◆ **THE PROBLEM**: In the data below, find every line that has the string "Asking", and copy it.

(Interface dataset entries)
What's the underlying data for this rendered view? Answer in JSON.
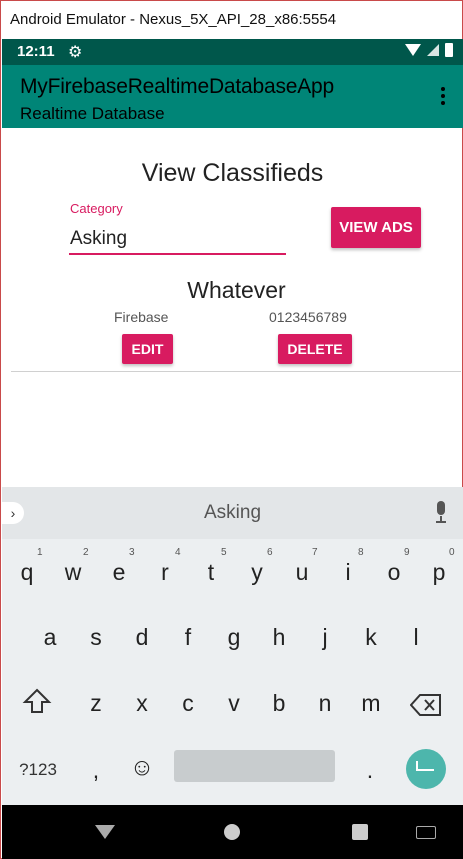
{
  "window": {
    "title": "Android Emulator - Nexus_5X_API_28_x86:5554"
  },
  "status_bar": {
    "time": "12:11"
  },
  "app_bar": {
    "title": "MyFirebaseRealtimeDatabaseApp",
    "subtitle": "Realtime Database"
  },
  "main": {
    "heading": "View Classifieds",
    "category_label": "Category",
    "category_value": "Asking",
    "view_ads_label": "VIEW ADS",
    "item": {
      "title": "Whatever",
      "name": "Firebase",
      "phone": "0123456789",
      "edit_label": "EDIT",
      "delete_label": "DELETE"
    }
  },
  "keyboard": {
    "suggestion": "Asking",
    "row1": [
      {
        "k": "q",
        "n": "1"
      },
      {
        "k": "w",
        "n": "2"
      },
      {
        "k": "e",
        "n": "3"
      },
      {
        "k": "r",
        "n": "4"
      },
      {
        "k": "t",
        "n": "5"
      },
      {
        "k": "y",
        "n": "6"
      },
      {
        "k": "u",
        "n": "7"
      },
      {
        "k": "i",
        "n": "8"
      },
      {
        "k": "o",
        "n": "9"
      },
      {
        "k": "p",
        "n": "0"
      }
    ],
    "row2": [
      "a",
      "s",
      "d",
      "f",
      "g",
      "h",
      "j",
      "k",
      "l"
    ],
    "row3": [
      "z",
      "x",
      "c",
      "v",
      "b",
      "n",
      "m"
    ],
    "symbols_label": "?123",
    "comma": ",",
    "emoji": "☺",
    "period": "."
  },
  "colors": {
    "accent": "#d81b60",
    "primary": "#008577",
    "primary_dark": "#00574b",
    "enter": "#4db6ac"
  }
}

◆ **EXPECTED ANSWER**:
    "category_value": "Asking",
    "suggestion": "Asking",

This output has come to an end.